Apart from the pictures, please restate every entry below exactly.
### Given entries ###
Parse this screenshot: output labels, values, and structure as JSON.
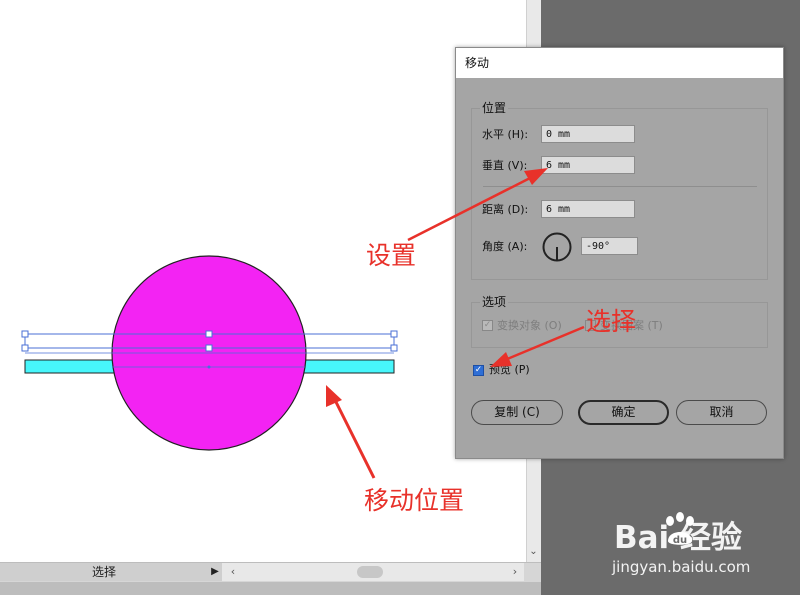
{
  "statusbar": {
    "tool_label": "选择",
    "menu_arrow": "▶",
    "scroll_left": "‹",
    "scroll_right": "›",
    "scroll_down": "⌄"
  },
  "artwork": {
    "circle_fill": "#f323f3",
    "bar_fill": "#47f6fb",
    "selection_color": "#4a6fd6"
  },
  "annotations": {
    "color": "#e8312a",
    "move_position": "移动位置",
    "settings": "设置",
    "select": "选择"
  },
  "dialog": {
    "title": "移动",
    "position_group": "位置",
    "horizontal_label": "水平 (H):",
    "horizontal_value": "0 mm",
    "vertical_label": "垂直 (V):",
    "vertical_value": "6 mm",
    "distance_label": "距离 (D):",
    "distance_value": "6 mm",
    "angle_label": "角度 (A):",
    "angle_value": "-90°",
    "options_group": "选项",
    "transform_objects_label": "变换对象 (O)",
    "transform_objects_checked": true,
    "transform_patterns_label": "变换图案 (T)",
    "transform_patterns_checked": false,
    "preview_label": "预览 (P)",
    "preview_checked": true,
    "copy_button": "复制 (C)",
    "ok_button": "确定",
    "cancel_button": "取消"
  },
  "watermark": {
    "logo_text": "Bai  经验",
    "url": "jingyan.baidu.com"
  }
}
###
**Exercise answer**
Parse this screenshot: output labels, values, and structure as JSON.
{
  "statusbar": {
    "tool_label": "选择",
    "menu_arrow": "▶",
    "scroll_left": "‹",
    "scroll_right": "›",
    "scroll_down": "⌄"
  },
  "artwork": {
    "circle_fill": "#f323f3",
    "bar_fill": "#47f6fb",
    "selection_color": "#4a6fd6"
  },
  "annotations": {
    "color": "#e8312a",
    "move_position": "移动位置",
    "settings": "设置",
    "select": "选择"
  },
  "dialog": {
    "title": "移动",
    "position_group": "位置",
    "horizontal_label": "水平 (H):",
    "horizontal_value": "0 mm",
    "vertical_label": "垂直 (V):",
    "vertical_value": "6 mm",
    "distance_label": "距离 (D):",
    "distance_value": "6 mm",
    "angle_label": "角度 (A):",
    "angle_value": "-90°",
    "options_group": "选项",
    "transform_objects_label": "变换对象 (O)",
    "transform_objects_checked": true,
    "transform_patterns_label": "变换图案 (T)",
    "transform_patterns_checked": false,
    "preview_label": "预览 (P)",
    "preview_checked": true,
    "copy_button": "复制 (C)",
    "ok_button": "确定",
    "cancel_button": "取消"
  },
  "watermark": {
    "logo_text": "Bai  经验",
    "url": "jingyan.baidu.com"
  }
}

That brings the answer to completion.